As soon as you suspect elder abuse, make sure your mom is safe. If that means moving her to your home or a hotel for now, do so. If she lives in her home, change the locks or change the entry code on a digital keypad. If the abuser also lives with your mom, talk to an attorney and local police about the eviction process.
Seek Medical Care
If you suspect your mom is being abused, take her to an urgent care clinic, ER, or her doctor. Have her checked for any injuries or signs of abuse. Make sure her injuries are treated and see about having her referred to a specialist in abuse for counseling.
Ask that a report be documented with photographs and make sure she gets a copy. If you’re named as her agent on medical power of attorney documents, you’ll have the right to ask for a copy for your records. You want this to bring to the police.
Freeze Bank Accounts and Get Other Protective Measures in Place
If the abuse was financial, put a credit freeze in place with the different credit bureaus. Access her credit reports with all agencies and look for discrepancies. Report any loans or credit cards that are not hers. Put a credit freeze in place to prevent additional loans from being taken out.
Freeze her savings and checking accounts, too. If needed, set up new accounts with new account numbers and transfer funds over to them.

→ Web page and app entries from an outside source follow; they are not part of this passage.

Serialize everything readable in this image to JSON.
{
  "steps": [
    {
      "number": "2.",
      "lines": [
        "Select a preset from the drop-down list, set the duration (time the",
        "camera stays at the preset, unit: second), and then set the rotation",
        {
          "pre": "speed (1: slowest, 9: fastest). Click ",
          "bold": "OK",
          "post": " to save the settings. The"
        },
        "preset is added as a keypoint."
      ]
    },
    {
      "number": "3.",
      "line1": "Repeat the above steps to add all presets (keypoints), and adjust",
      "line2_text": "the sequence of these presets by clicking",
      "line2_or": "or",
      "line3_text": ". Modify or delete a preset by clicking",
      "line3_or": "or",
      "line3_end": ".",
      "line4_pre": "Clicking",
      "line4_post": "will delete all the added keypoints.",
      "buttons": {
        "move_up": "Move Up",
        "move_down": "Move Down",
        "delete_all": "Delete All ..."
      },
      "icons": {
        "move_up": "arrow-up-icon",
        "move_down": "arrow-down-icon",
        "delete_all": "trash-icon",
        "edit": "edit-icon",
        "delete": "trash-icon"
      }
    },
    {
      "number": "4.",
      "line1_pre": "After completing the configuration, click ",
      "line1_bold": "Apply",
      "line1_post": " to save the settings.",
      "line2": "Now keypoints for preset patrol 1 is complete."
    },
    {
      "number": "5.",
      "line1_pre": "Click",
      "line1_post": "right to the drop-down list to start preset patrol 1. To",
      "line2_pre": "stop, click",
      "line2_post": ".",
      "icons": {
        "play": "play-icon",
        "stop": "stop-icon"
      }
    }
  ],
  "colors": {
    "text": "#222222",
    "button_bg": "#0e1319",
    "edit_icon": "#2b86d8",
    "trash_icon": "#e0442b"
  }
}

Talk to an elder law attorney about having a financial power of attorney established to help her keep track of her financial accounts and make sure transactions are legitimate.
Additional Protections if She Lives in Assisted Living
If your mom lives in a nursing home or assisted living community and you suspect abuse, make sure you understand her rights. The staff cannot block you from seeing her. You might be restricted to a vision through a window due to situations like the COVID-19 pandemic, but they cannot force you to a phone call only.
You have every right to see her medical records within 24 hours of asking. She has the right to refuse to allow the nursing home administration to manage her funds. Finally, you have the right to view state inspection reports.
Schedule a Consultation With an Attorney
File a report with the police and then seek help from an attorney who specializes in elder abuse. Your mom has the right to be free of further abuse both at her home or in a residential care setting. Talk to an elder law attorney for immediate assistance.
If you or a loved need assistance with Elder Law in Centerpoint, AL contact Nolan Elder Law & Estate Planning today. (205) 390-0101